Element data from apps and pages:
⟨

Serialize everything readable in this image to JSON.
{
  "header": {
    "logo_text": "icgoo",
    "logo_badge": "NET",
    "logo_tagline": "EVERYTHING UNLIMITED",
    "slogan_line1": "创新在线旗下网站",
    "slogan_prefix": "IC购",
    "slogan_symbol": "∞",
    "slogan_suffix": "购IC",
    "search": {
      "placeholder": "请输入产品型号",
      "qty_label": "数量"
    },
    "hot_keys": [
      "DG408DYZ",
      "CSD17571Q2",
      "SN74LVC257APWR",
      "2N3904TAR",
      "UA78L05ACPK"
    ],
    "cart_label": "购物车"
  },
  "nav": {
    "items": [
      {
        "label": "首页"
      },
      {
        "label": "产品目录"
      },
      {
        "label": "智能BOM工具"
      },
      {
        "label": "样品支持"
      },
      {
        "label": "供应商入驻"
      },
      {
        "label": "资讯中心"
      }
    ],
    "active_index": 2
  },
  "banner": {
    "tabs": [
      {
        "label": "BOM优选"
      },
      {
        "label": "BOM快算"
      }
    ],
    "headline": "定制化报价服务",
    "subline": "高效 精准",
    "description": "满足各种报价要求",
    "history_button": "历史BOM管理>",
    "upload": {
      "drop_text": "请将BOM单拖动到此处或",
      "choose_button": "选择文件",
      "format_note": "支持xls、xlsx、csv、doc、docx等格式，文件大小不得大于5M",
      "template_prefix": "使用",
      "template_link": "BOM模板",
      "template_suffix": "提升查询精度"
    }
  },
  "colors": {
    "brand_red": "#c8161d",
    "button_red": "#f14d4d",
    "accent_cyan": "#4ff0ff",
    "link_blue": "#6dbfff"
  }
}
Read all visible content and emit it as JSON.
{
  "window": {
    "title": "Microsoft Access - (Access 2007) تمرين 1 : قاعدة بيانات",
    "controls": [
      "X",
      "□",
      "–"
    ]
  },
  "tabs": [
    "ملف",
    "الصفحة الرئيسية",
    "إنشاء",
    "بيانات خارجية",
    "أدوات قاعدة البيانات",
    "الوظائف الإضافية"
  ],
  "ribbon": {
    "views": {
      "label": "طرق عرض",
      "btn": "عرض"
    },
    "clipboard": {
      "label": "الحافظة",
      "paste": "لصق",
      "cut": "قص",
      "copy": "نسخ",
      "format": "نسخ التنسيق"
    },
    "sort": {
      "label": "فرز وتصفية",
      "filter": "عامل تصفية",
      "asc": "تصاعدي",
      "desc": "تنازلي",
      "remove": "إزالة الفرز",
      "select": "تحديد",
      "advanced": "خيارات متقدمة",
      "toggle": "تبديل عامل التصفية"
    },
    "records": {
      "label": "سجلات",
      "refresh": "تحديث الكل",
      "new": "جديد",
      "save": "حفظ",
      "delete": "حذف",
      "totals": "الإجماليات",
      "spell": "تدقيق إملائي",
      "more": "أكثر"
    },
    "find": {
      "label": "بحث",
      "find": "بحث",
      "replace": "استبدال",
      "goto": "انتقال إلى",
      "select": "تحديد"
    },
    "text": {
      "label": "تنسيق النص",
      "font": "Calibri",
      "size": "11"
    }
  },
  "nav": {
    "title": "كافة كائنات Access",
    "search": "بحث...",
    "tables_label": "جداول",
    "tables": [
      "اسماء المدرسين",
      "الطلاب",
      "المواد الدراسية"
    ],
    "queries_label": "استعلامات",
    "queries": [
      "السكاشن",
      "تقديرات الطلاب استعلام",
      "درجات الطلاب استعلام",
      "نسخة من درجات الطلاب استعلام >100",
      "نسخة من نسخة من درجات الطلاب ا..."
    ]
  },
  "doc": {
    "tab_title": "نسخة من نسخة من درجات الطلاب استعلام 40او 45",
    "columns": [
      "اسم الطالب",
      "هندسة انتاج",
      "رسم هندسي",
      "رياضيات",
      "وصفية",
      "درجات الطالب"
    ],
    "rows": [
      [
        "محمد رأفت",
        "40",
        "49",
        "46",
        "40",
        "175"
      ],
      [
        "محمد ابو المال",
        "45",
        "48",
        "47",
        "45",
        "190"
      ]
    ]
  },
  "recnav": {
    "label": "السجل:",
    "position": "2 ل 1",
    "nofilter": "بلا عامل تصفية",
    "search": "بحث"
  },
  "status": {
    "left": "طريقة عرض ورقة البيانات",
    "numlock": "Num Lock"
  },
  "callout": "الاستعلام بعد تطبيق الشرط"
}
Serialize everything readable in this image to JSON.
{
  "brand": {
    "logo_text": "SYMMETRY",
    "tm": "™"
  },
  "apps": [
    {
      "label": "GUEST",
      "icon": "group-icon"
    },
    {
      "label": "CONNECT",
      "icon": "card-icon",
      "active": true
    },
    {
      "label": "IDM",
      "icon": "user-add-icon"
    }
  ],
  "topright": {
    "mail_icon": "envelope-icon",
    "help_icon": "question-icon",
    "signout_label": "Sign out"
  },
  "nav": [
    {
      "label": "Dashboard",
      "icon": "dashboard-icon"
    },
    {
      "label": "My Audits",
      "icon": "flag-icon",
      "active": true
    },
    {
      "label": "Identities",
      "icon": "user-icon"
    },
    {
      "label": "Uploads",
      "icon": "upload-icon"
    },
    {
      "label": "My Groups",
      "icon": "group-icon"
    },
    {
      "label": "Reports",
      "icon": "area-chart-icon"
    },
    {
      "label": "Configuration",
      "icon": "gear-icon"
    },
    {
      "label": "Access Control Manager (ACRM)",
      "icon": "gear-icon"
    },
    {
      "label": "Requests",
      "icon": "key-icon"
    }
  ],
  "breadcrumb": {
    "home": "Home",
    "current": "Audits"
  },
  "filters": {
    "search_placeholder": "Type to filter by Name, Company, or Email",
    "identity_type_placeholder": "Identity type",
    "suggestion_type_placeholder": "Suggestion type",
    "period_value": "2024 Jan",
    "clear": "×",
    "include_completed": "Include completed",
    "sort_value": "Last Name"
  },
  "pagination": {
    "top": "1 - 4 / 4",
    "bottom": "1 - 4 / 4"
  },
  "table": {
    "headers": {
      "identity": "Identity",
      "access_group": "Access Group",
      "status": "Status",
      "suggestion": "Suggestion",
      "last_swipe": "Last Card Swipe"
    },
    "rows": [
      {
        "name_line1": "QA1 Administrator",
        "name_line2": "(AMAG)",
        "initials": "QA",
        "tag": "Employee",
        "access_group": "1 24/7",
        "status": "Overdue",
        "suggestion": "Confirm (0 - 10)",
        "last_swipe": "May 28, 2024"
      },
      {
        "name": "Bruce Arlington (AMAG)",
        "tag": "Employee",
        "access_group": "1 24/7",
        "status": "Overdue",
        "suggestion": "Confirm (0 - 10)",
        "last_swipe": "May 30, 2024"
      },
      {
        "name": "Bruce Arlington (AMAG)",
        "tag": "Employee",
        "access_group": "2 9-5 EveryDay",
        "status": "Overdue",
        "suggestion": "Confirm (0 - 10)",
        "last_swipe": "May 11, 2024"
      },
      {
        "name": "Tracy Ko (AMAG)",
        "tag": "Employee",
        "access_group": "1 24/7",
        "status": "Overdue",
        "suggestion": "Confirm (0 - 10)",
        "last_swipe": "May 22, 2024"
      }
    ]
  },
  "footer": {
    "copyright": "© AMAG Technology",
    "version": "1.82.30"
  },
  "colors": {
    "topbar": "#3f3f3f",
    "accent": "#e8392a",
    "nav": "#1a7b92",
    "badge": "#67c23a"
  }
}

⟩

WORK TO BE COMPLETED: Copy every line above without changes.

SOLUTION TO THE PROBLEM:
Serialize everything readable in this image to JSON.
{
  "header": {
    "logo_text": "icgoo",
    "logo_badge": "NET",
    "logo_tagline": "EVERYTHING UNLIMITED",
    "slogan_line1": "创新在线旗下网站",
    "slogan_prefix": "IC购",
    "slogan_symbol": "∞",
    "slogan_suffix": "购IC",
    "search": {
      "placeholder": "请输入产品型号",
      "qty_label": "数量"
    },
    "hot_keys": [
      "DG408DYZ",
      "CSD17571Q2",
      "SN74LVC257APWR",
      "2N3904TAR",
      "UA78L05ACPK"
    ],
    "cart_label": "购物车"
  },
  "nav": {
    "items": [
      {
        "label": "首页"
      },
      {
        "label": "产品目录"
      },
      {
        "label": "智能BOM工具"
      },
      {
        "label": "样品支持"
      },
      {
        "label": "供应商入驻"
      },
      {
        "label": "资讯中心"
      }
    ],
    "active_index": 2
  },
  "banner": {
    "tabs": [
      {
        "label": "BOM优选"
      },
      {
        "label": "BOM快算"
      }
    ],
    "headline": "定制化报价服务",
    "subline": "高效 精准",
    "description": "满足各种报价要求",
    "history_button": "历史BOM管理>",
    "upload": {
      "drop_text": "请将BOM单拖动到此处或",
      "choose_button": "选择文件",
      "format_note": "支持xls、xlsx、csv、doc、docx等格式，文件大小不得大于5M",
      "template_prefix": "使用",
      "template_link": "BOM模板",
      "template_suffix": "提升查询精度"
    }
  },
  "colors": {
    "brand_red": "#c8161d",
    "button_red": "#f14d4d",
    "accent_cyan": "#4ff0ff",
    "link_blue": "#6dbfff"
  }
}
Read all visible content and emit it as JSON.
{
  "window": {
    "title": "Microsoft Access - (Access 2007) تمرين 1 : قاعدة بيانات",
    "controls": [
      "X",
      "□",
      "–"
    ]
  },
  "tabs": [
    "ملف",
    "الصفحة الرئيسية",
    "إنشاء",
    "بيانات خارجية",
    "أدوات قاعدة البيانات",
    "الوظائف الإضافية"
  ],
  "ribbon": {
    "views": {
      "label": "طرق عرض",
      "btn": "عرض"
    },
    "clipboard": {
      "label": "الحافظة",
      "paste": "لصق",
      "cut": "قص",
      "copy": "نسخ",
      "format": "نسخ التنسيق"
    },
    "sort": {
      "label": "فرز وتصفية",
      "filter": "عامل تصفية",
      "asc": "تصاعدي",
      "desc": "تنازلي",
      "remove": "إزالة الفرز",
      "select": "تحديد",
      "advanced": "خيارات متقدمة",
      "toggle": "تبديل عامل التصفية"
    },
    "records": {
      "label": "سجلات",
      "refresh": "تحديث الكل",
      "new": "جديد",
      "save": "حفظ",
      "delete": "حذف",
      "totals": "الإجماليات",
      "spell": "تدقيق إملائي",
      "more": "أكثر"
    },
    "find": {
      "label": "بحث",
      "find": "بحث",
      "replace": "استبدال",
      "goto": "انتقال إلى",
      "select": "تحديد"
    },
    "text": {
      "label": "تنسيق النص",
      "font": "Calibri",
      "size": "11"
    }
  },
  "nav": {
    "title": "كافة كائنات Access",
    "search": "بحث...",
    "tables_label": "جداول",
    "tables": [
      "اسماء المدرسين",
      "الطلاب",
      "المواد الدراسية"
    ],
    "queries_label": "استعلامات",
    "queries": [
      "السكاشن",
      "تقديرات الطلاب استعلام",
      "درجات الطلاب استعلام",
      "نسخة من درجات الطلاب استعلام >100",
      "نسخة من نسخة من درجات الطلاب ا..."
    ]
  },
  "doc": {
    "tab_title": "نسخة من نسخة من درجات الطلاب استعلام 40او 45",
    "columns": [
      "اسم الطالب",
      "هندسة انتاج",
      "رسم هندسي",
      "رياضيات",
      "وصفية",
      "درجات الطالب"
    ],
    "rows": [
      [
        "محمد رأفت",
        "40",
        "49",
        "46",
        "40",
        "175"
      ],
      [
        "محمد ابو المال",
        "45",
        "48",
        "47",
        "45",
        "190"
      ]
    ]
  },
  "recnav": {
    "label": "السجل:",
    "position": "2 ل 1",
    "nofilter": "بلا عامل تصفية",
    "search": "بحث"
  },
  "status": {
    "left": "طريقة عرض ورقة البيانات",
    "numlock": "Num Lock"
  },
  "callout": "الاستعلام بعد تطبيق الشرط"
}
Serialize everything readable in this image to JSON.
{
  "brand": {
    "logo_text": "SYMMETRY",
    "tm": "™"
  },
  "apps": [
    {
      "label": "GUEST",
      "icon": "group-icon"
    },
    {
      "label": "CONNECT",
      "icon": "card-icon",
      "active": true
    },
    {
      "label": "IDM",
      "icon": "user-add-icon"
    }
  ],
  "topright": {
    "mail_icon": "envelope-icon",
    "help_icon": "question-icon",
    "signout_label": "Sign out"
  },
  "nav": [
    {
      "label": "Dashboard",
      "icon": "dashboard-icon"
    },
    {
      "label": "My Audits",
      "icon": "flag-icon",
      "active": true
    },
    {
      "label": "Identities",
      "icon": "user-icon"
    },
    {
      "label": "Uploads",
      "icon": "upload-icon"
    },
    {
      "label": "My Groups",
      "icon": "group-icon"
    },
    {
      "label": "Reports",
      "icon": "area-chart-icon"
    },
    {
      "label": "Configuration",
      "icon": "gear-icon"
    },
    {
      "label": "Access Control Manager (ACRM)",
      "icon": "gear-icon"
    },
    {
      "label": "Requests",
      "icon": "key-icon"
    }
  ],
  "breadcrumb": {
    "home": "Home",
    "current": "Audits"
  },
  "filters": {
    "search_placeholder": "Type to filter by Name, Company, or Email",
    "identity_type_placeholder": "Identity type",
    "suggestion_type_placeholder": "Suggestion type",
    "period_value": "2024 Jan",
    "clear": "×",
    "include_completed": "Include completed",
    "sort_value": "Last Name"
  },
  "pagination": {
    "top": "1 - 4 / 4",
    "bottom": "1 - 4 / 4"
  },
  "table": {
    "headers": {
      "identity": "Identity",
      "access_group": "Access Group",
      "status": "Status",
      "suggestion": "Suggestion",
      "last_swipe": "Last Card Swipe"
    },
    "rows": [
      {
        "name_line1": "QA1 Administrator",
        "name_line2": "(AMAG)",
        "initials": "QA",
        "tag": "Employee",
        "access_group": "1 24/7",
        "status": "Overdue",
        "suggestion": "Confirm (0 - 10)",
        "last_swipe": "May 28, 2024"
      },
      {
        "name": "Bruce Arlington (AMAG)",
        "tag": "Employee",
        "access_group": "1 24/7",
        "status": "Overdue",
        "suggestion": "Confirm (0 - 10)",
        "last_swipe": "May 30, 2024"
      },
      {
        "name": "Bruce Arlington (AMAG)",
        "tag": "Employee",
        "access_group": "2 9-5 EveryDay",
        "status": "Overdue",
        "suggestion": "Confirm (0 - 10)",
        "last_swipe": "May 11, 2024"
      },
      {
        "name": "Tracy Ko (AMAG)",
        "tag": "Employee",
        "access_group": "1 24/7",
        "status": "Overdue",
        "suggestion": "Confirm (0 - 10)",
        "last_swipe": "May 22, 2024"
      }
    ]
  },
  "footer": {
    "copyright": "© AMAG Technology",
    "version": "1.82.30"
  },
  "colors": {
    "topbar": "#3f3f3f",
    "accent": "#e8392a",
    "nav": "#1a7b92",
    "badge": "#67c23a"
  }
}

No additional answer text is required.